If you are preparing your own tax return, take the time to check back over your completed return. Simple mistakes can delay your refund or worse, make you a target for a tax audit. Common mistakes include forgetting to attach payment summaries to your return, neglecting to sign and date the completed return and failing to fill out the Medicare Levy section of TaxPack.

Even if your tax affairs are straightforward I reckon it's worth getting professional tax help, and you can claim the cost of the service in next year's return. Always check that you're dealing with a registered tax agent, which is something you can look up on the Tax Office website.

If you choose to do your own tax return, it needs to be lodged with the Tax Office by 31 October. If you are late and you owe tax, you could be slugged with penalties.

Our system of income tax relies on self-assessment, and that can make it tempting to fudge the numbers. My strong advice is, don't. Penalties can be imposed for even honest mistakes, and the consequences of deliberate tax evasion can be severe. The easy way to pay less tax is to earn less money. But who wants to do that? 

For more ideas on how to manage your tax take a look at my book Making Money.

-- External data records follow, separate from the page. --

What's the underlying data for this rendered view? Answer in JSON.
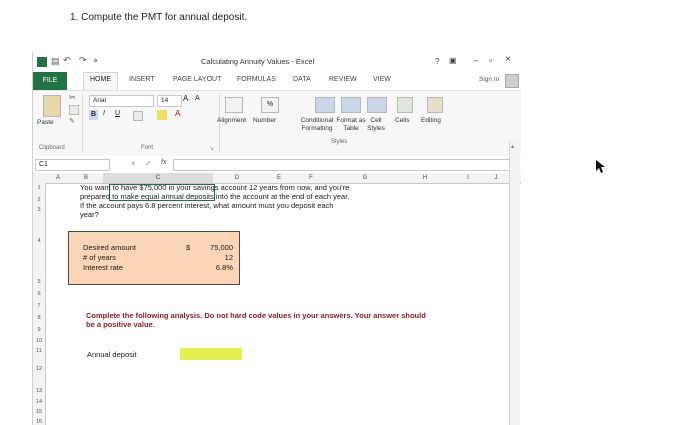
{
  "question": "1. Compute the PMT for annual deposit.",
  "window": {
    "title": "Calculating Annuity Values - Excel",
    "controls": {
      "help": "?",
      "restore_ribbon": "▣",
      "minimize": "–",
      "maximize": "▫",
      "close": "×"
    },
    "sign_in": "Sign In"
  },
  "tabs": [
    "FILE",
    "HOME",
    "INSERT",
    "PAGE LAYOUT",
    "FORMULAS",
    "DATA",
    "REVIEW",
    "VIEW"
  ],
  "ribbon": {
    "paste": "Paste",
    "clipboard": "Clipboard",
    "font_name": "Arial",
    "font_size": "14",
    "font_grow": "A",
    "font_shrink": "A",
    "bold": "B",
    "italic": "I",
    "underline": "U",
    "font_color": "A",
    "font_group": "Font",
    "alignment": "Alignment",
    "number": "Number",
    "percent": "%",
    "conditional_formatting": "Conditional Formatting",
    "format_as_table": "Format as Table",
    "cell_styles": "Cell Styles",
    "styles_group": "Styles",
    "cells": "Cells",
    "editing": "Editing"
  },
  "formula_bar": {
    "name_box": "C1",
    "cancel": "×",
    "enter": "✓",
    "fx": "fx",
    "value": ""
  },
  "columns": [
    "A",
    "B",
    "C",
    "D",
    "E",
    "F",
    "G",
    "H",
    "I",
    "J"
  ],
  "rows": [
    "1",
    "2",
    "3",
    "4",
    "5",
    "6",
    "7",
    "8",
    "9",
    "10",
    "11",
    "12",
    "13",
    "14",
    "15",
    "16"
  ],
  "sheet": {
    "prompt": "You want to have $75,000 in your savings account 12 years from now, and you're prepared to make equal annual deposits into the account at the end of each year. If the account pays 6.8 percent interest, what amount must you deposit each year?",
    "inputs": [
      {
        "label": "Desired amount",
        "currency": "$",
        "value": "75,000"
      },
      {
        "label": "# of years",
        "currency": "",
        "value": "12"
      },
      {
        "label": "Interest rate",
        "currency": "",
        "value": "6.8%"
      }
    ],
    "instruction": "Complete the following analysis. Do not hard code values in your answers. Your answer should be a positive value.",
    "output_label": "Annual deposit",
    "output_value": ""
  }
}
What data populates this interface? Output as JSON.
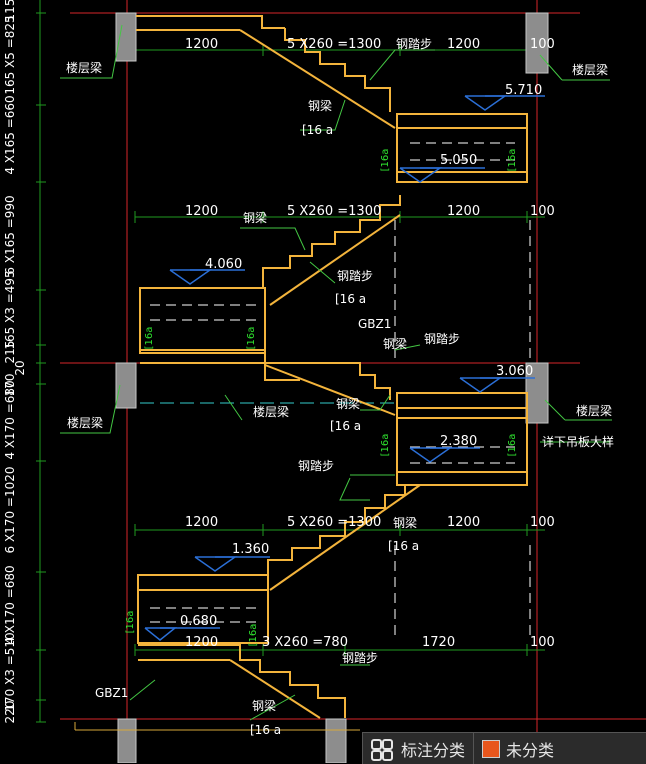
{
  "drawing": {
    "colors": {
      "stair": "#f3b43c",
      "axis": "#d6262a",
      "level": "#2b6fd6",
      "dim": "#1f9a1f",
      "section": "#8d8d8d",
      "slab": "#d8a93a",
      "text": "#ffffff",
      "green_text": "#2fe52f",
      "leader": "#43c643",
      "dashed": "#ffffff",
      "cyan": "#33cccc"
    },
    "flight_dims": [
      "1200",
      "5 X260 =1300",
      "1200",
      "100",
      "1200",
      "5 X260 =1300",
      "1200",
      "100",
      "1200",
      "5 X260 =1300",
      "1200",
      "100",
      "1200",
      "3 X260 =780",
      "1720",
      "100"
    ],
    "levels": [
      "5.710",
      "5.050",
      "4.060",
      "3.060",
      "2.380",
      "1.360",
      "0.680"
    ],
    "labels": [
      "钢踏步",
      "钢梁",
      "[16 a",
      "钢梁",
      "钢踏步",
      "[16 a",
      "钢梁",
      "GBZ1",
      "钢踏步",
      "钢梁",
      "[16 a",
      "楼层梁",
      "钢踏步",
      "钢梁",
      "[16 a",
      "钢踏步",
      "钢梁",
      "[16 a",
      "GBZ1"
    ],
    "beam_labels": [
      "楼层梁",
      "楼层梁",
      "楼层梁",
      "楼层梁",
      "详下吊板大样"
    ],
    "vertical_dims": [
      "115",
      "165 X5 =825",
      "4 X165 =660",
      "6 X165 =990",
      "165 X3 =495",
      "215",
      "170",
      "20",
      "4 X170 =680",
      "6 X170 =1020",
      "4 X170 =680",
      "170 X3 =510",
      "220"
    ],
    "channel_labels": [
      "[16a",
      "[16a",
      "[16a",
      "[16a",
      "[16a",
      "[16a",
      "[16a",
      "[16a"
    ]
  },
  "panel": {
    "annotate_label": "标注分类",
    "icon": "grid-icon",
    "unclassified_label": "未分类",
    "unclassified_color": "#e8561c"
  }
}
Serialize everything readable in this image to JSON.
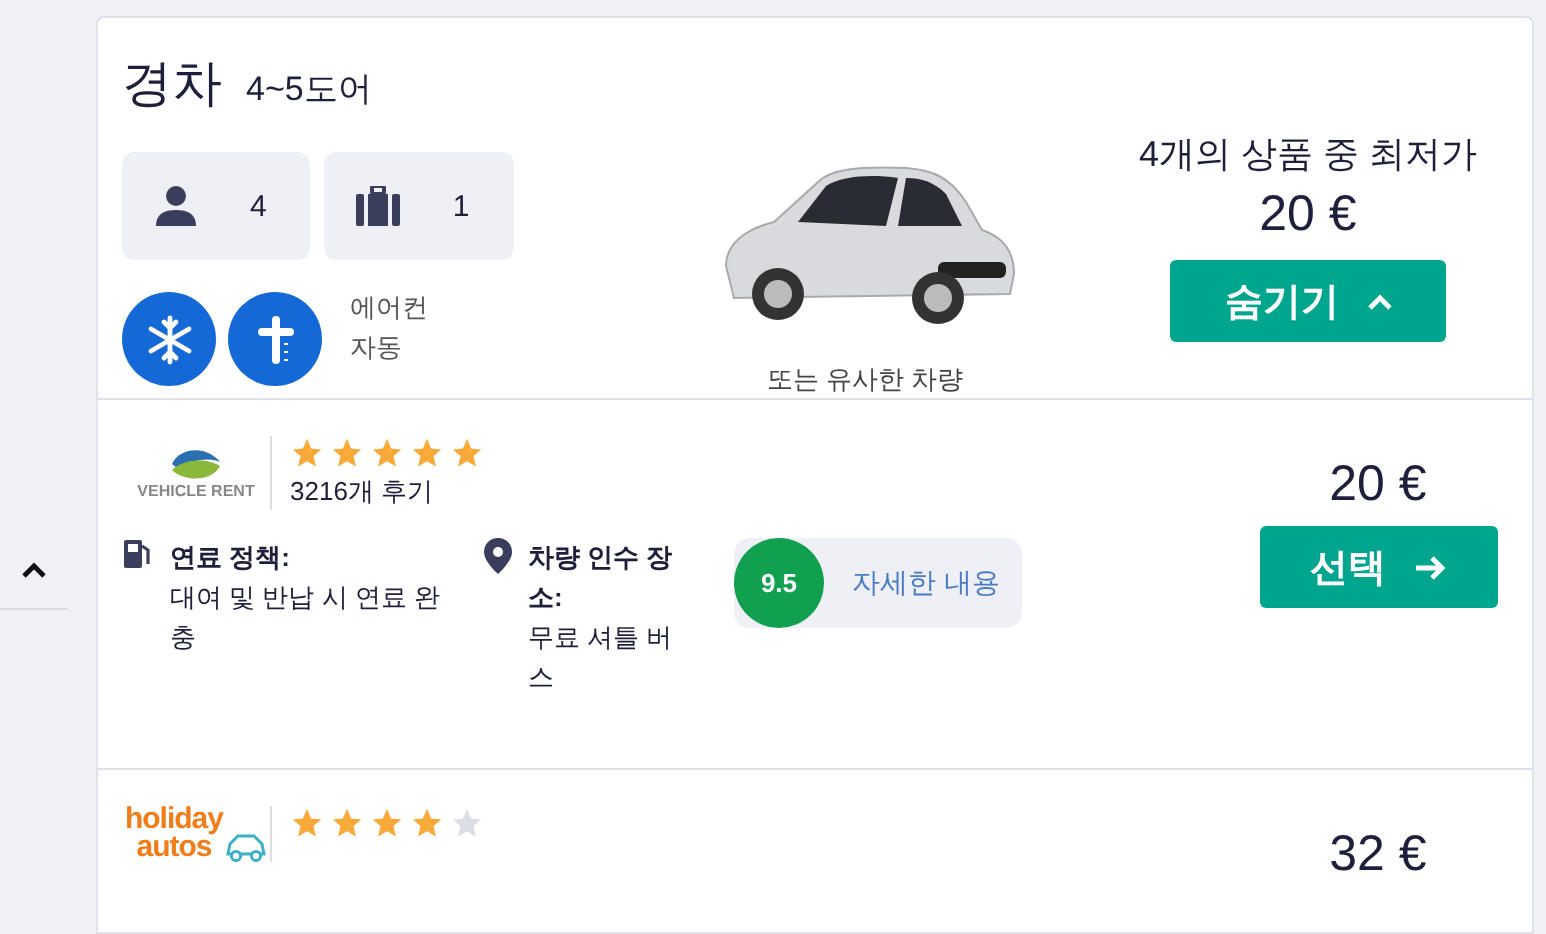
{
  "category": {
    "title": "경차",
    "doors": "4~5도어",
    "specs": [
      {
        "kind": "person",
        "value": "4"
      },
      {
        "kind": "bag",
        "value": "1"
      }
    ],
    "extras": [
      "에어컨",
      "자동"
    ],
    "image_caption": "또는 유사한 차량",
    "offer_count": "4개의 상품 중 최저가",
    "lowest_price": "20 €",
    "toggle_button": {
      "label": "숨기기",
      "expanded": true
    }
  },
  "offers": [
    {
      "logo": {
        "kind": "vehicle",
        "lines": [
          "VEHICLE RENT"
        ]
      },
      "stars": 5,
      "reviews": "3216개 후기",
      "fuel": {
        "label": "연료 정책:",
        "text": "대여 및 반납 시 연료 완충"
      },
      "pickup": {
        "label": "차량 인수 장소:",
        "text": "무료 셔틀 버스"
      },
      "score": "9.5",
      "details": "자세한 내용",
      "price": "20 €",
      "button": "선택"
    },
    {
      "logo": {
        "kind": "holiday",
        "lines": [
          "holiday",
          "autos"
        ]
      },
      "stars": 4,
      "price": "32 €"
    }
  ]
}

Paul Clitheroe is a founding director of financial planning firm ipac, chairman of the Australian Government Financial Literacy Board and chief commentator for Money magazine. Visit www.paulsmoney.com.au for more information.

Topics:  opinion, paul clitheroe, tax, tax returns, tax time

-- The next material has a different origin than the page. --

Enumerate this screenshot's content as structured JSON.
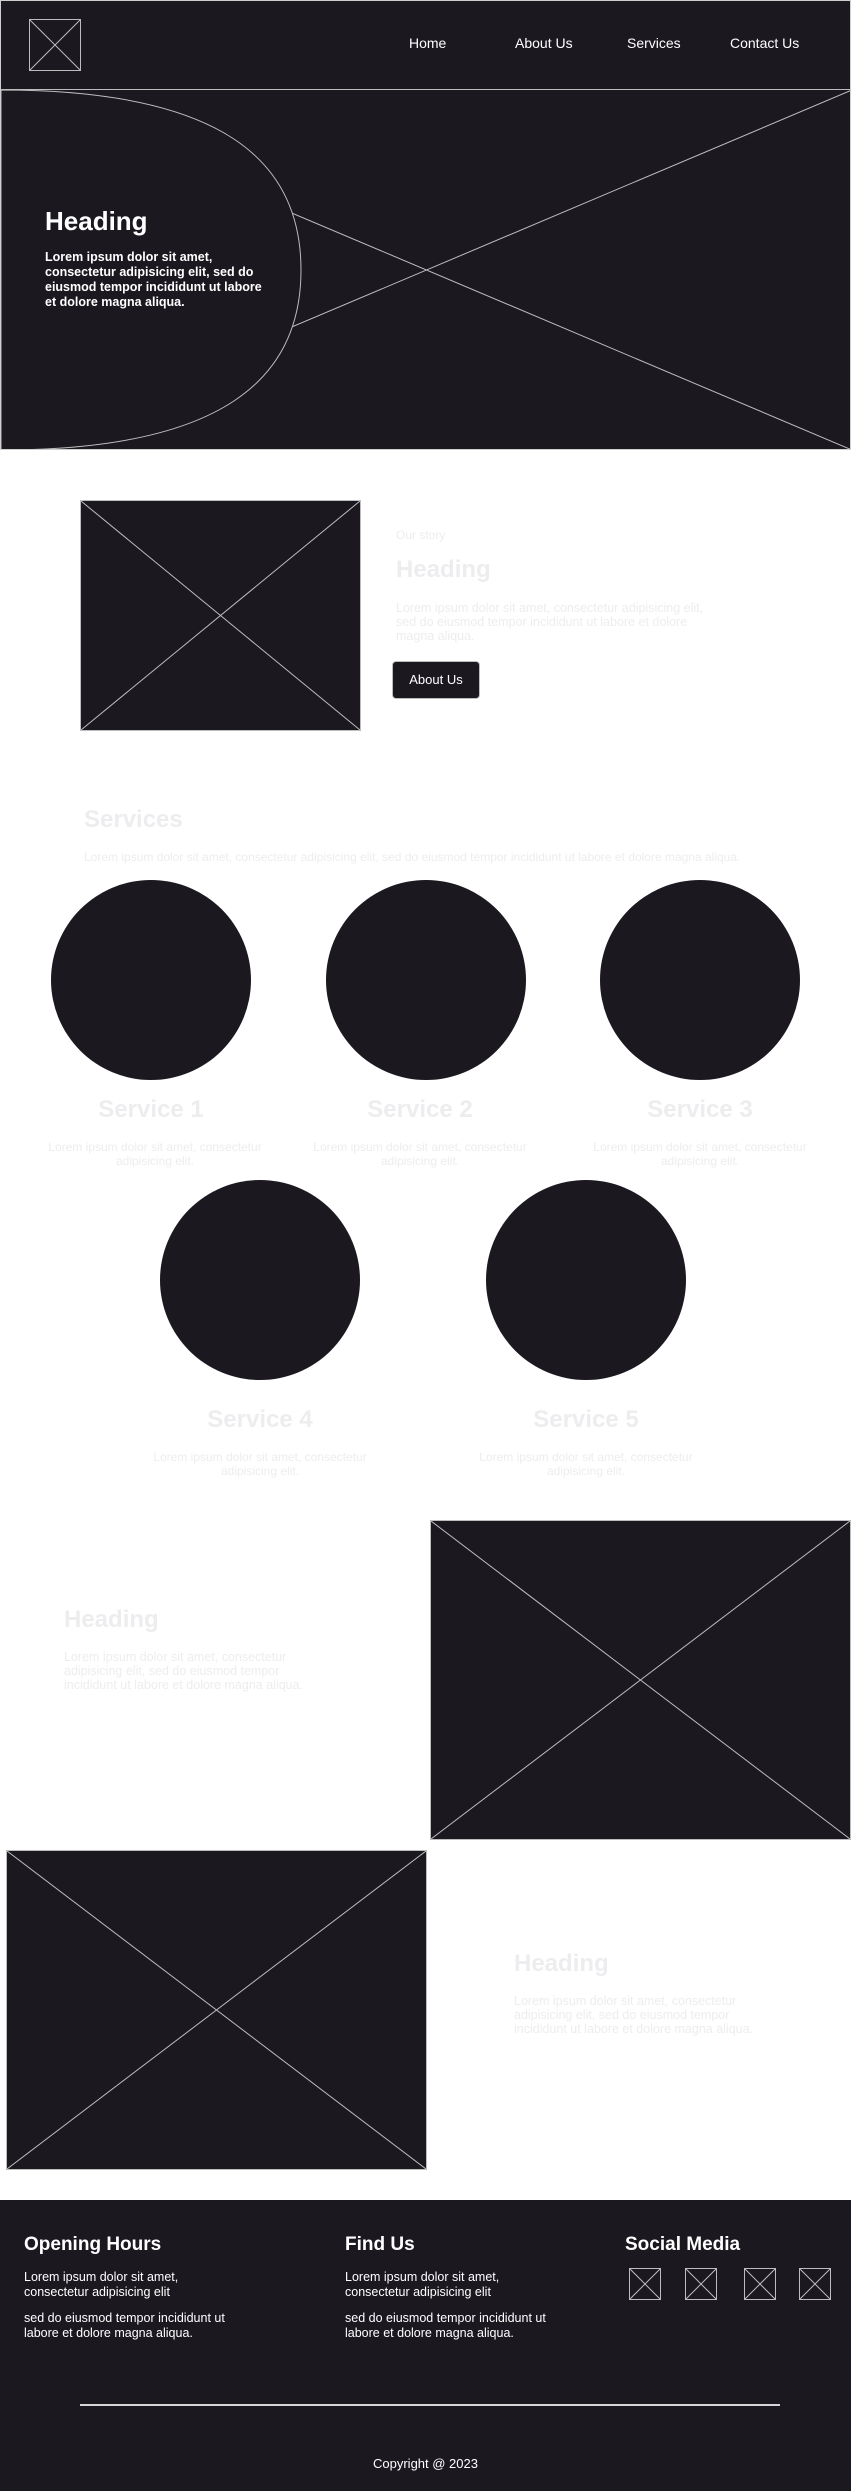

Intrust Super Cup: Seagulls on a mission

Tweed Heads Seagulls are planning on a big run towards the finals.

'It's unlikely but you just have to win every match'

Father of Tweed club farewelled in touching service

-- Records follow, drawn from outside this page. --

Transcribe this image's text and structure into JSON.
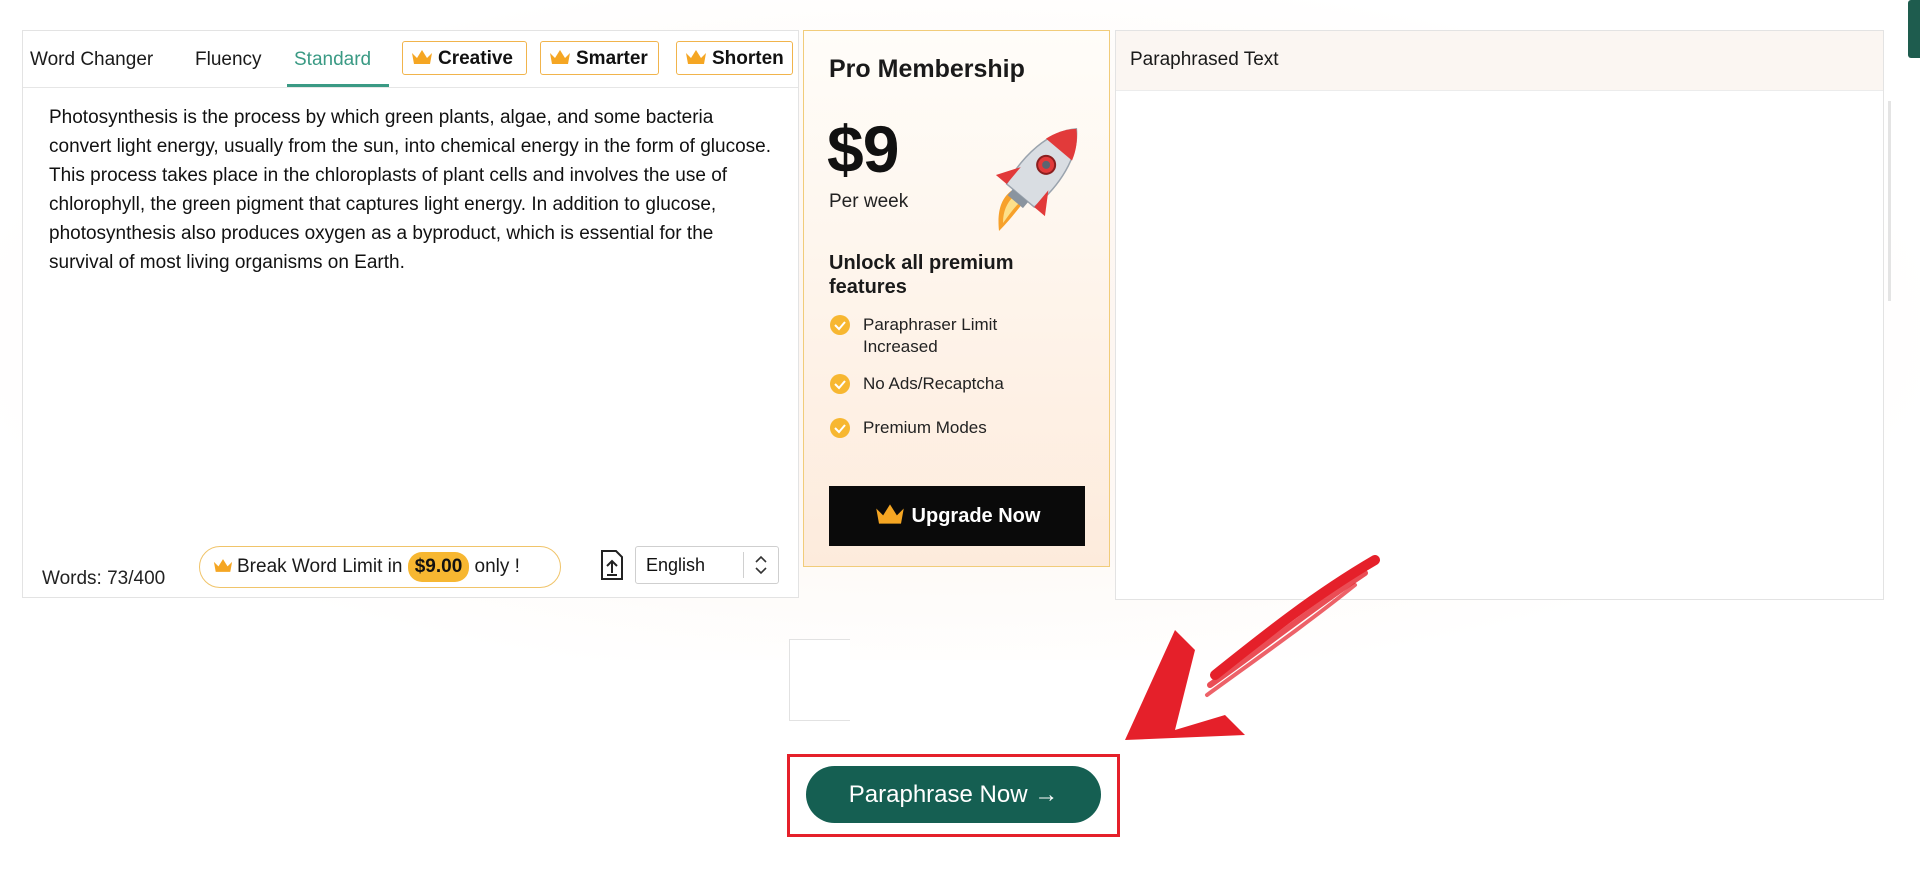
{
  "tabs": {
    "word_changer": "Word Changer",
    "fluency": "Fluency",
    "standard": "Standard",
    "creative": "Creative",
    "smarter": "Smarter",
    "shorten": "Shorten"
  },
  "input": {
    "text": "Photosynthesis is the process by which green plants, algae, and some bacteria convert light energy, usually from the sun, into chemical energy in the form of glucose. This process takes place in the chloroplasts of plant cells and involves the use of chlorophyll, the green pigment that captures light energy. In addition to glucose, photosynthesis also produces oxygen as a byproduct, which is essential for the survival of most living organisms on Earth.",
    "word_count": "Words: 73/400",
    "break_limit_prefix": "Break Word Limit in",
    "break_limit_price": "$9.00",
    "break_limit_suffix": "only !",
    "language": "English"
  },
  "pro": {
    "title": "Pro Membership",
    "price": "$9",
    "period": "Per week",
    "unlock": "Unlock all premium features",
    "features": [
      "Paraphraser Limit Increased",
      "No Ads/Recaptcha",
      "Premium Modes"
    ],
    "upgrade_label": "Upgrade Now"
  },
  "output": {
    "title": "Paraphrased Text"
  },
  "cta": {
    "label": "Paraphrase Now →"
  },
  "colors": {
    "accent": "#3a9a84",
    "button": "#155f52",
    "gold": "#f7b731",
    "highlight": "#e5202a"
  }
}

The 'father' of Tweed Heads Seagulls Rugby League Club, Colin Hayes, was farewelled on Thursday.

Col Hayes remembered in tributes.

Surfer's shark tale: 'That's when it's come straight at me'

Pictured at Kingscliff this morning Rodney Clark has survived a Great White encounter.

"I lost sight of my son because a wave hit him"

Latest deals and offers

Drowning Pool gig review at Max Watt's

Drowning Pool played Brisbane with A Breach of Silence and She Cries Wolf at the Max Watt's House of Music.

Drowning Pool prove that 'bodies' hit the floor when they play

#SaveMarinaJoyce: How ISIS theory took over youtube channel

One young Youtuber accidentally gave rise to a conspiracy theory

Talking whiskey with Jack Daniel’s master distiller

It all comes down to the distillery

SIXTY MILES AHEAD sign with Eclipse Records, prepare new album 'Insanity'

Sixty Miles Ahead sign with Eclipse. Photo Contributed

Sixty Miles Ahead to release new album on Eclipse

Thy Art Is Murder are killing it

See Thy Art is Murder on their killer tour happening right now. Photo Contributed

We talk with Thy Art is Murder about touring, babies, and new music

Date announced for Prince tribute concert

A Prince tribute concert will take place later this year

Queensland's $1 town goes under the hammer today

The township of Yelarbon is up for sale.

Unprecedented auction of town's business centre with no reserve

Work starts on $15M Caloundra apartment building

Turning the first sod at the Aqua View Apartments site in Kings Beach are (from left) husband-and-wife developers Alex Yuan and Stella Sun with construction company Tomkins director Mike Tomkins and Councillor Tim Dwyer.

Developers excited about addition to Kings Beach skyline

Plans revealed for 1500-lot 'master-planned community'

Precinct will be bounded by Boundary St and Shoesmith Rd

Ecco Ripley sales run sparks prime release

MOVING IN: Sekisui House has announced the release of more residential blocks at Ecco Ripley.

Sekisui House is preparing to unveil more land at Ecco Ripley

Massive residential 9-storey high-rise hit by delays

An artist’s impression of the eight-storey-high apartment complex that Bernoth Holdings wants to build in South Toowoomba, next to the City Golf Club.

Developer struggles to get approved high-rise development started